From 1971 until today (only 50 years) an entirely new form of money exists: fiat money. Fiat money is money created by governments and managed by Modern Monetary Theory (MMT). MMT proposes that money can be managed by Central Banks by tracking employment, GDP, inflation and thousands of other data points. Sounds foolproof right?
One particularly nefarious highlight of MMT is the Federal Reserve’s stated goal of targeting 2% inflation. Remember how Rulers printed more money to fund their wars? Now slowly debasing the money supply is literally built into the system. It’s done in the name of “stability and employment”, however in practice it’s stealing value from people who save.
In fact new money is created as debt. Here’s how it works:
- The U.S. government prints bonds (debt) & sells them to banks
- The banks sell the bonds to The Federal Reserve who buys them with “new money”
- The “new money” is loaned to people/companies who deposit it into their bank
- For every $1 deposited in the bank, they can loan out $10 to someone else, who deposits their $10 into another bank who can now loan out $100 and so on.
When you deposit money into a bank, its no longer your money – its the bank’s. Assuming everything goes smoothly, they’ll give some of it back to you when you need to use it. Just don’t try asking for all of it at once.
Money Is Broken
The world was bait and switched. What was once the world reserve currency certifiably backed by gold is now pieces of paper representing nothing but the full faith and credit of The United States Government. With trust in the government at an all time low, what does this mean for our money?
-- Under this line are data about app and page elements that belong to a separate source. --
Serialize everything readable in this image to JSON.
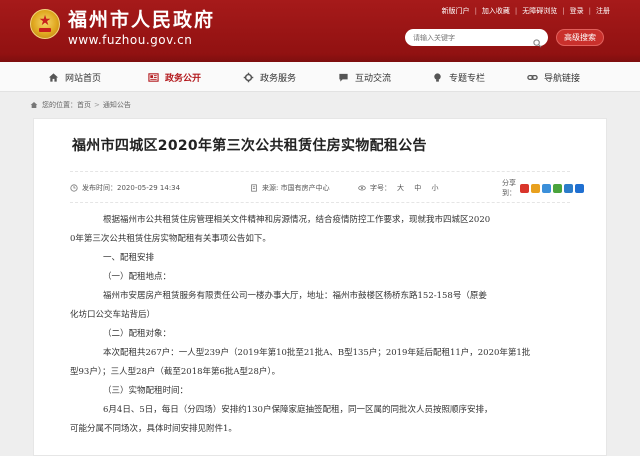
{
  "header": {
    "site_title": "福州市人民政府",
    "site_domain": "www.fuzhou.gov.cn",
    "top_links": [
      "新版门户",
      "加入收藏",
      "无障碍浏览",
      "登录",
      "注册"
    ],
    "search_placeholder": "请输入关键字",
    "advanced_search_label": "高级搜索",
    "brand_color": "#a61a1a"
  },
  "nav": {
    "items": [
      {
        "label": "网站首页",
        "icon": "home-icon"
      },
      {
        "label": "政务公开",
        "icon": "newspaper-icon",
        "active": true
      },
      {
        "label": "政务服务",
        "icon": "gear-icon"
      },
      {
        "label": "互动交流",
        "icon": "chat-icon"
      },
      {
        "label": "专题专栏",
        "icon": "lightbulb-icon"
      },
      {
        "label": "导航链接",
        "icon": "link-icon"
      }
    ]
  },
  "breadcrumb": {
    "label": "您的位置：",
    "items": [
      "首页",
      "通知公告"
    ]
  },
  "article": {
    "title": "福州市四城区2020年第三次公共租赁住房实物配租公告",
    "publish_time": "发布时间：2020-05-29 14:34",
    "source": "来源: 市国有房产中心",
    "font_size_label": "字号：",
    "font_sizes": [
      "大",
      "中",
      "小"
    ],
    "share_label": "分享到：",
    "share_icon_colors": [
      "#d9352b",
      "#e8a01e",
      "#3b8fd9",
      "#4aa43c",
      "#2c7cc9",
      "#1f6fd1"
    ],
    "paragraphs": [
      {
        "style": "indent",
        "text": "根据福州市公共租赁住房管理相关文件精神和房源情况，结合疫情防控工作要求，现就我市四城区2020"
      },
      {
        "style": "cont",
        "text": "0年第三次公共租赁住房实物配租有关事项公告如下。"
      },
      {
        "style": "h1",
        "text": "一、配租安排"
      },
      {
        "style": "h2",
        "text": "（一）配租地点："
      },
      {
        "style": "indent",
        "text": "福州市安居房产租赁服务有限责任公司一楼办事大厅，地址：福州市鼓楼区杨桥东路152-158号（原姜"
      },
      {
        "style": "cont",
        "text": "化坊口公交车站背后）"
      },
      {
        "style": "h2",
        "text": "（二）配租对象："
      },
      {
        "style": "indent",
        "text": "本次配租共267户：一人型239户（2019年第10批至21批A、B型135户；2019年延后配租11户，2020年第1批"
      },
      {
        "style": "cont",
        "text": "型93户）；三人型28户（截至2018年第6批A型28户）。"
      },
      {
        "style": "h2",
        "text": "（三）实物配租时间："
      },
      {
        "style": "indent",
        "text": "6月4日、5日，每日（分四场）安排约130户保障家庭抽签配租，同一区属的同批次人员按照顺序安排，"
      },
      {
        "style": "cont",
        "text": "可能分属不同场次，具体时间安排见附件1。"
      }
    ]
  }
}
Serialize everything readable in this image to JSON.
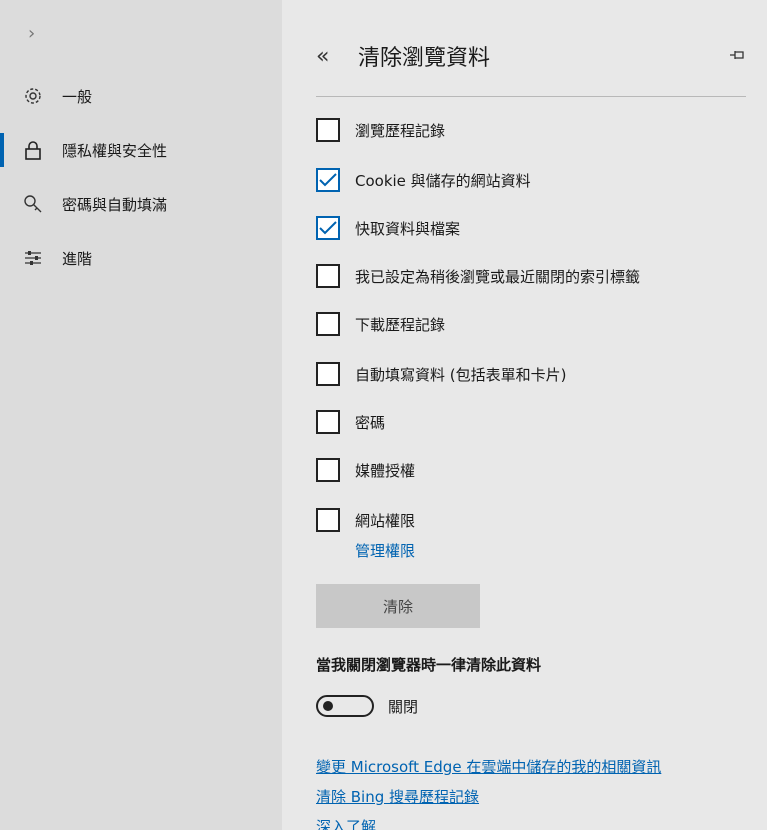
{
  "sidebar": {
    "items": [
      {
        "label": "一般",
        "icon": "gear-icon"
      },
      {
        "label": "隱私權與安全性",
        "icon": "lock-icon",
        "active": true
      },
      {
        "label": "密碼與自動填滿",
        "icon": "key-icon"
      },
      {
        "label": "進階",
        "icon": "sliders-icon"
      }
    ]
  },
  "header": {
    "title": "清除瀏覽資料"
  },
  "options": [
    {
      "label": "瀏覽歷程記錄",
      "checked": false
    },
    {
      "label": "Cookie 與儲存的網站資料",
      "checked": true
    },
    {
      "label": "快取資料與檔案",
      "checked": true
    },
    {
      "label": "我已設定為稍後瀏覽或最近關閉的索引標籤",
      "checked": false
    },
    {
      "label": "下載歷程記錄",
      "checked": false
    },
    {
      "label": "自動填寫資料 (包括表單和卡片)",
      "checked": false
    },
    {
      "label": "密碼",
      "checked": false
    },
    {
      "label": "媒體授權",
      "checked": false
    },
    {
      "label": "網站權限",
      "checked": false
    }
  ],
  "manage_permissions_link": "管理權限",
  "clear_button": "清除",
  "on_close": {
    "heading": "當我關閉瀏覽器時一律清除此資料",
    "toggle_label": "關閉",
    "toggle_on": false
  },
  "footer_links": [
    "變更 Microsoft Edge 在雲端中儲存的我的相關資訊",
    "清除 Bing 搜尋歷程記錄",
    "深入了解"
  ],
  "colors": {
    "accent": "#0063b1",
    "sidebar_bg": "#dcdcdc",
    "main_bg": "#e8e8e8"
  }
}
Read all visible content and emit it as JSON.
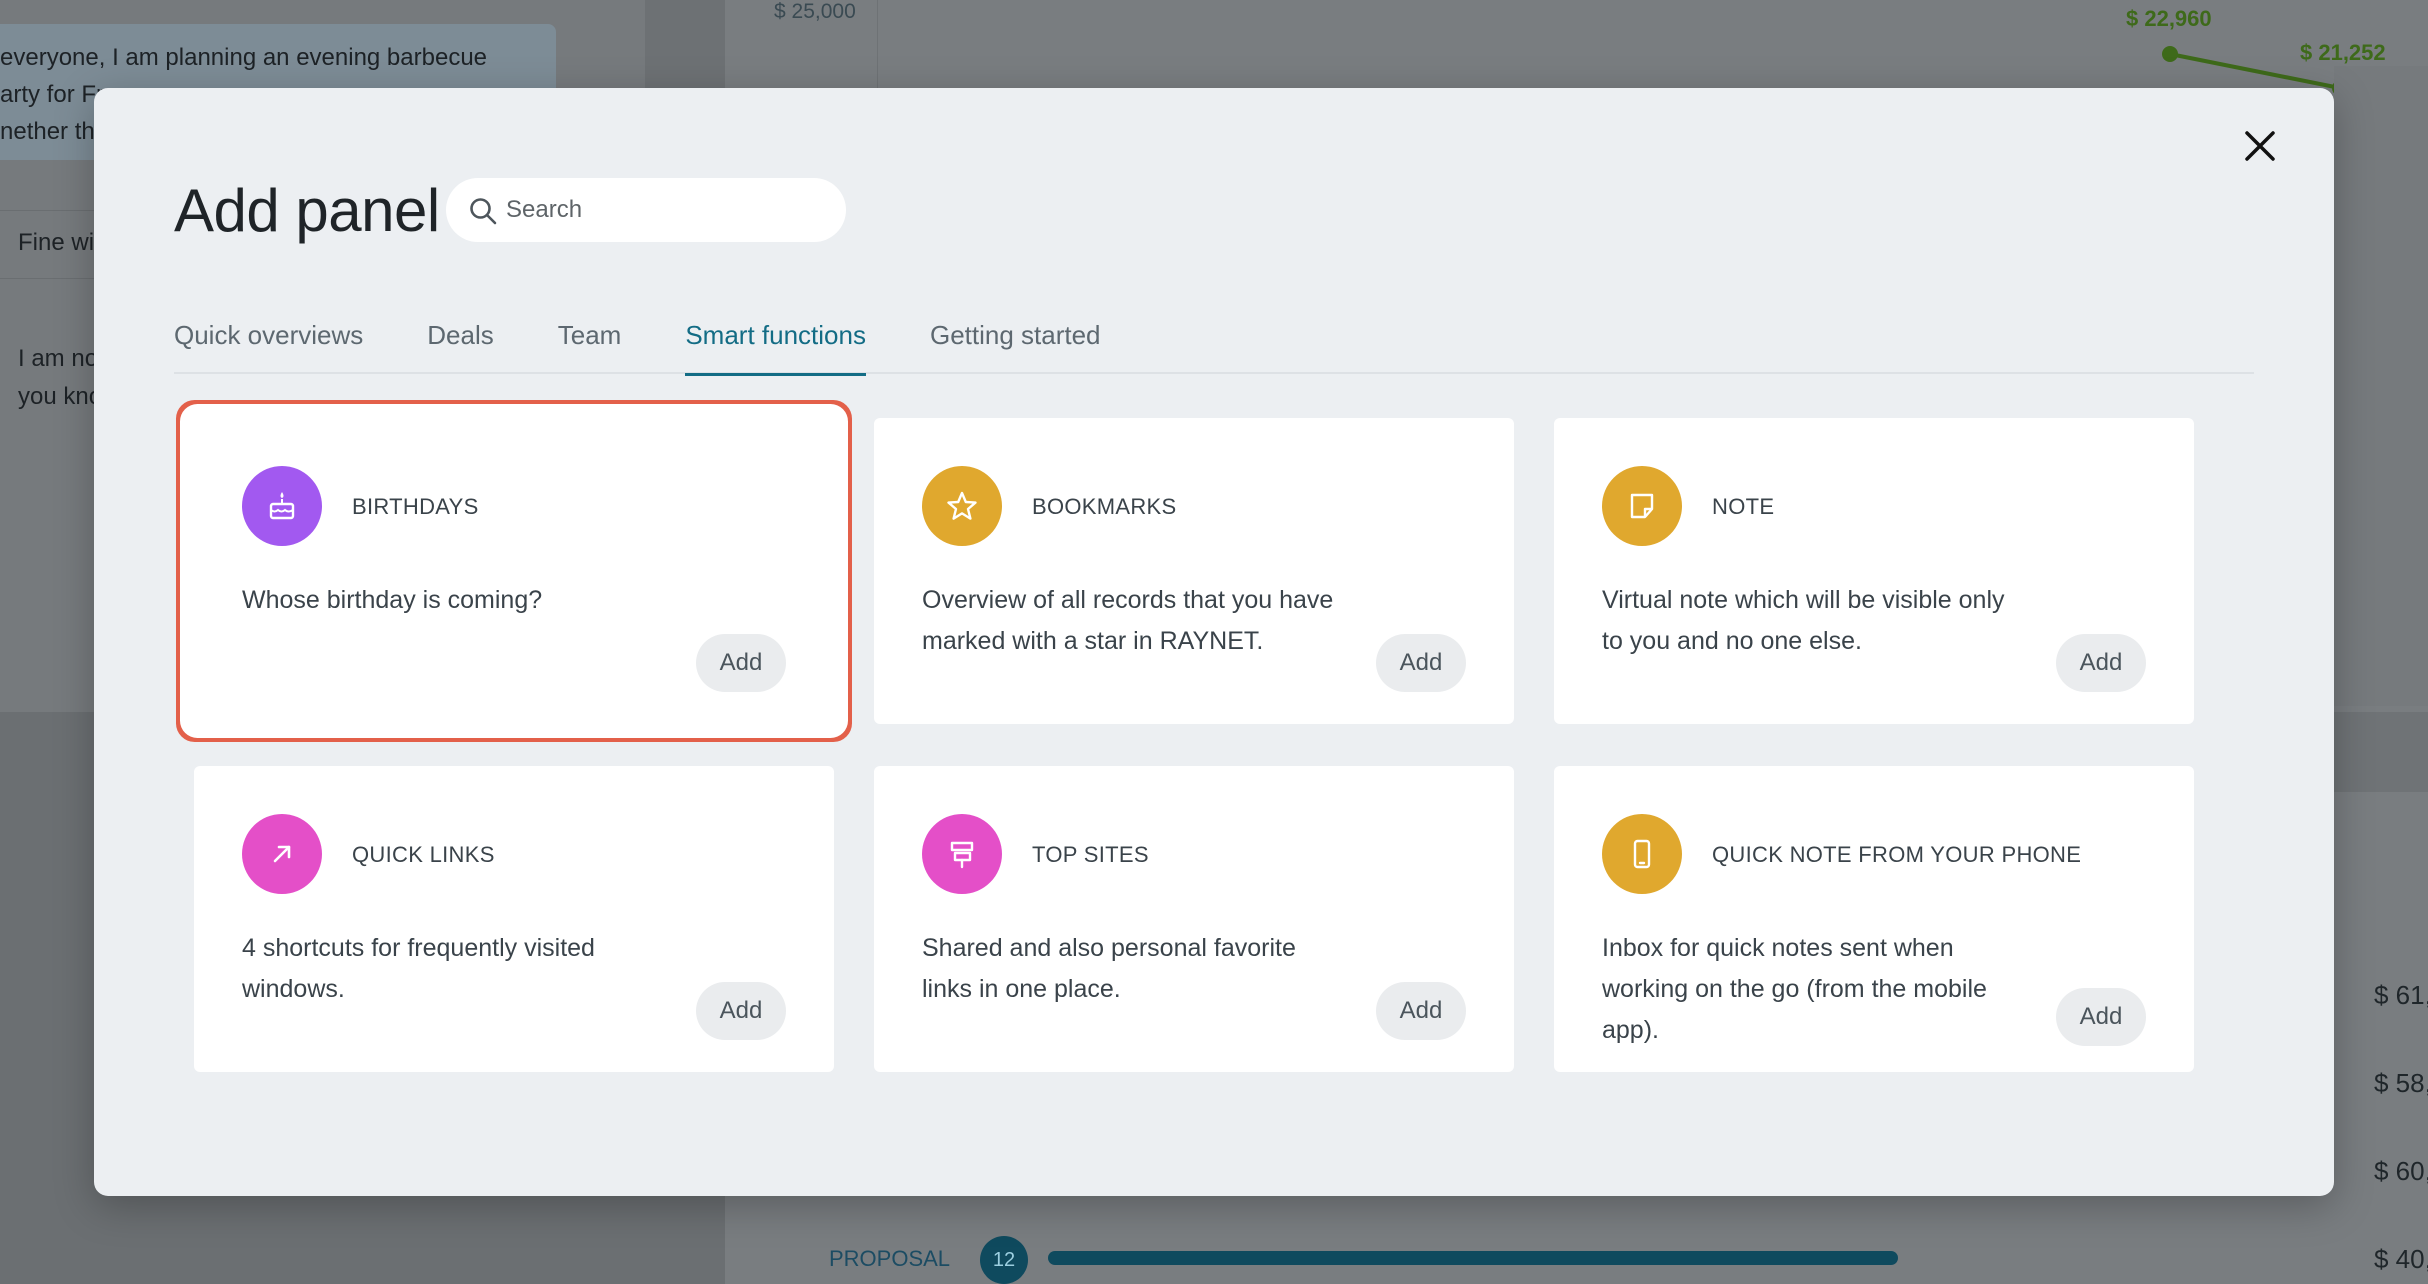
{
  "background": {
    "chat": {
      "line1": "everyone, I am planning an evening barbecue",
      "line2": "arty for Fr",
      "line3": "nether the",
      "line4": "Fine wi",
      "line5": "I am no",
      "line6": "you kno"
    },
    "chart": {
      "y_tick": "$ 25,000",
      "price1": "$ 22,960",
      "price2": "$ 21,252"
    },
    "values": [
      "$ 61,",
      "$ 58,",
      "$ 60,",
      "$ 40,"
    ],
    "pipeline": {
      "label": "PROPOSAL",
      "count": "12"
    }
  },
  "modal": {
    "title": "Add panel",
    "search": {
      "placeholder": "Search",
      "value": ""
    },
    "tabs": [
      {
        "label": "Quick overviews",
        "active": false
      },
      {
        "label": "Deals",
        "active": false
      },
      {
        "label": "Team",
        "active": false
      },
      {
        "label": "Smart functions",
        "active": true
      },
      {
        "label": "Getting started",
        "active": false
      }
    ],
    "cards": [
      {
        "title": "BIRTHDAYS",
        "description": "Whose birthday is coming?",
        "button": "Add",
        "icon": "cake-icon",
        "color": "#a259f0",
        "selected": true
      },
      {
        "title": "BOOKMARKS",
        "description": "Overview of all records that you have marked with a star in RAYNET.",
        "button": "Add",
        "icon": "star-icon",
        "color": "#e0a82e"
      },
      {
        "title": "NOTE",
        "description": "Virtual note which will be visible only to you and no one else.",
        "button": "Add",
        "icon": "note-icon",
        "color": "#e0a82e"
      },
      {
        "title": "QUICK LINKS",
        "description": "4 shortcuts for frequently visited windows.",
        "button": "Add",
        "icon": "arrow-up-right-icon",
        "color": "#e44fc8"
      },
      {
        "title": "TOP SITES",
        "description": "Shared and also personal favorite links in one place.",
        "button": "Add",
        "icon": "signpost-icon",
        "color": "#e44fc8"
      },
      {
        "title": "QUICK NOTE FROM YOUR PHONE",
        "description": "Inbox for quick notes sent when working on the go (from the mobile app).",
        "button": "Add",
        "icon": "phone-icon",
        "color": "#e0a82e"
      }
    ]
  },
  "colors": {
    "accent": "#136c85",
    "selection_border": "#e3604a"
  }
}
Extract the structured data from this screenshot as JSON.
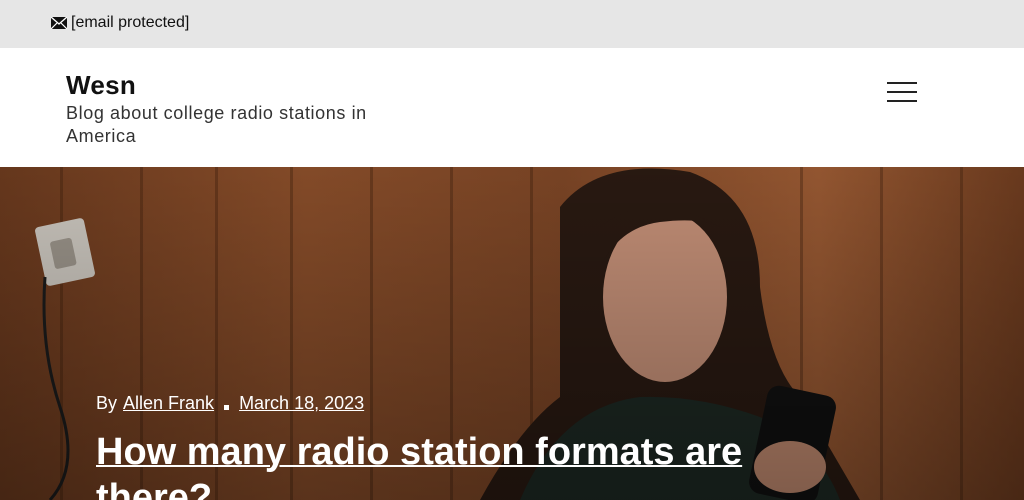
{
  "topbar": {
    "email_icon": "mail-icon",
    "email_text": "[email protected]"
  },
  "header": {
    "site_title": "Wesn",
    "tagline": "Blog about college radio stations in America",
    "menu_icon": "hamburger-menu-icon"
  },
  "hero": {
    "by_label": "By",
    "author": "Allen Frank",
    "date": "March 18, 2023",
    "post_title": "How many radio station formats are there?"
  },
  "colors": {
    "topbar_bg": "#e6e6e6",
    "hero_text": "#ffffff"
  }
}
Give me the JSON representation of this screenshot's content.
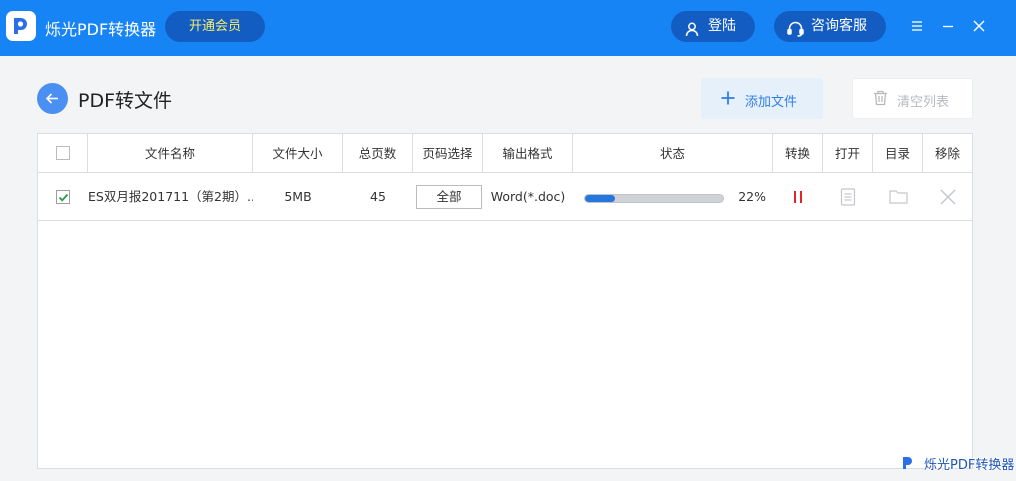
{
  "app": {
    "title": "烁光PDF转换器",
    "vip_label": "开通会员",
    "login_label": "登陆",
    "service_label": "咨询客服"
  },
  "toolbar": {
    "page_title": "PDF转文件",
    "add_label": "添加文件",
    "clear_label": "清空列表"
  },
  "table": {
    "headers": {
      "name": "文件名称",
      "size": "文件大小",
      "pages": "总页数",
      "page_select": "页码选择",
      "format": "输出格式",
      "status": "状态",
      "convert": "转换",
      "open": "打开",
      "folder": "目录",
      "remove": "移除"
    },
    "rows": [
      {
        "checked": true,
        "name": "ES双月报201711（第2期）....",
        "size": "5MB",
        "pages": "45",
        "page_select": "全部",
        "format": "Word(*.doc)",
        "progress": 0.22,
        "progress_label": "22%"
      }
    ]
  },
  "watermark": {
    "text": "烁光PDF转换器"
  },
  "colors": {
    "titlebar": "#1784f5",
    "accent": "#2577de",
    "vip_text": "#f7ef6a",
    "pause": "#e0262d"
  }
}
When you hear that The Fed is printing TRILLIONS of dollars to fight the Covid-19 pandemic, you have to ask yourself: Where is this money coming from? Who’s value is that money representing? Why force me to pay taxes when you can print infinite amounts of money at will?
The fiat experiment has only been going on for 50 years, but we have thousands of years of civilizations who rose to power by instituting a trusted money supply and then fell due to greed and pressure to inflate it – exactly like what we’re seeing today.
A New Money
The goal of Bitcoin is to take all we’ve learned about money and program it into unchangeable software that manages the money supply better than rulers or governments ever could. With Bitcoin, trust in money can be restored.